The practice of organ procurement in China that we have described violates freedom from torture and other cruel, inhuman or degrading treatment or punishment (UDHR, CAT, ICCPR Art. 7). Nowhere is an individual as subject to state power than in prison, and nowhere in prison than when awaiting execution. However, it is the contiguous context, not merely local ‘choice’, that is proper object of the human rights critique, exposing the step-wise cumulative vulnerability of prisoners at risk of being exploited in and through execution. This is aided and abetted by medical demand by an occupation that first pushed for exploiting execution for organ harvesting, and by a citizen population willing to rely upon, benefit from, and exploit the bound population - evident from ongoing reticence to participate in voluntary donor registration, yet seeking transplantation surgeries.
In general, an alibi of system reform has been countenanced too long. After over a decade of reform claims and the redefinition of the status of prisoners, the ethical outcome respecting human rights in China, here conforming with international medical ethical standards, is categorical cessation of organ sourcing from prisoners. Practically, this would remove the perverse incentives shared and relied upon by medical and judicial establishments, and by the general population. Given the nature of the violations and delay, justification of gradually realizing an ethical practice fails. This recognition should hold for actors and institutions of influence outside of China now in possession of over a decade of knowledge. While human rights violations in China span systemic structural preconditions, augmented by political whim, the most proximate point of intervention still lies with the medical community and professional societies. Admitting the failure of gradualism, and increasing, rather than decreasing, professional sanctions, may more quickly realize the intent: Cessation of prisoner organ sourcing generally; reducing perverse incentives in death penalty demand (moral hazard); and confronting the general population with two ethical alternatives: supporting or declining voluntary organ transplantation as a system, while bearing the cost of either choice.
The unethical practice of organ procurement from executed prisoners in China is associated with a large scale of abuse and a cascade of severe human rights violations, including, we contend, organ explantation from still-alive human beings, and, upstream, conditioning the supply of prisoners exploited per se or then solicited to ‘freely’ offer organs as atonement for real or supposed crimes.

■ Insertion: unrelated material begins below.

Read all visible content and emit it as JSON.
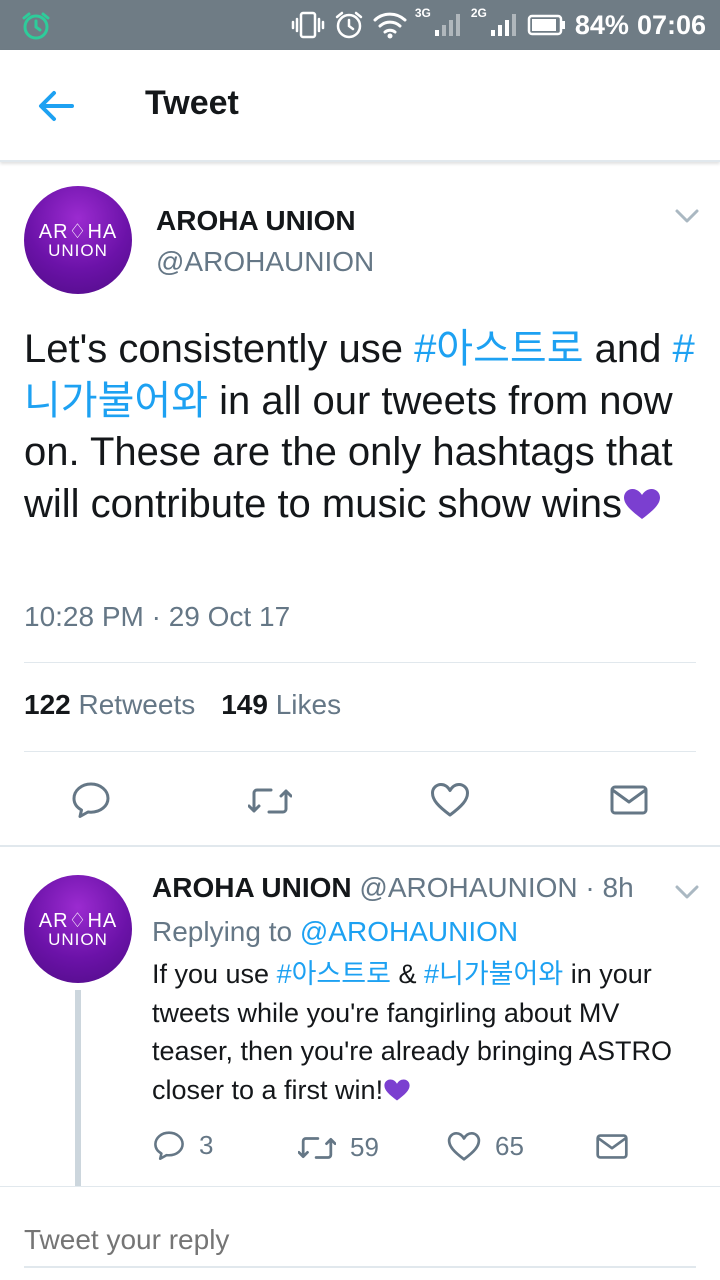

Those involved in organ harvesting from still-alive prisoners must be prosecuted. The unethical practice of lethally procuring vital organs from the living must be prevented by a law prohibiting use of prisoner organs generally, supporting change in the practical legal, medical and popular culture surrounding transplantation in China. Finally, greater influence may be exerted by international institutions through change of strategy.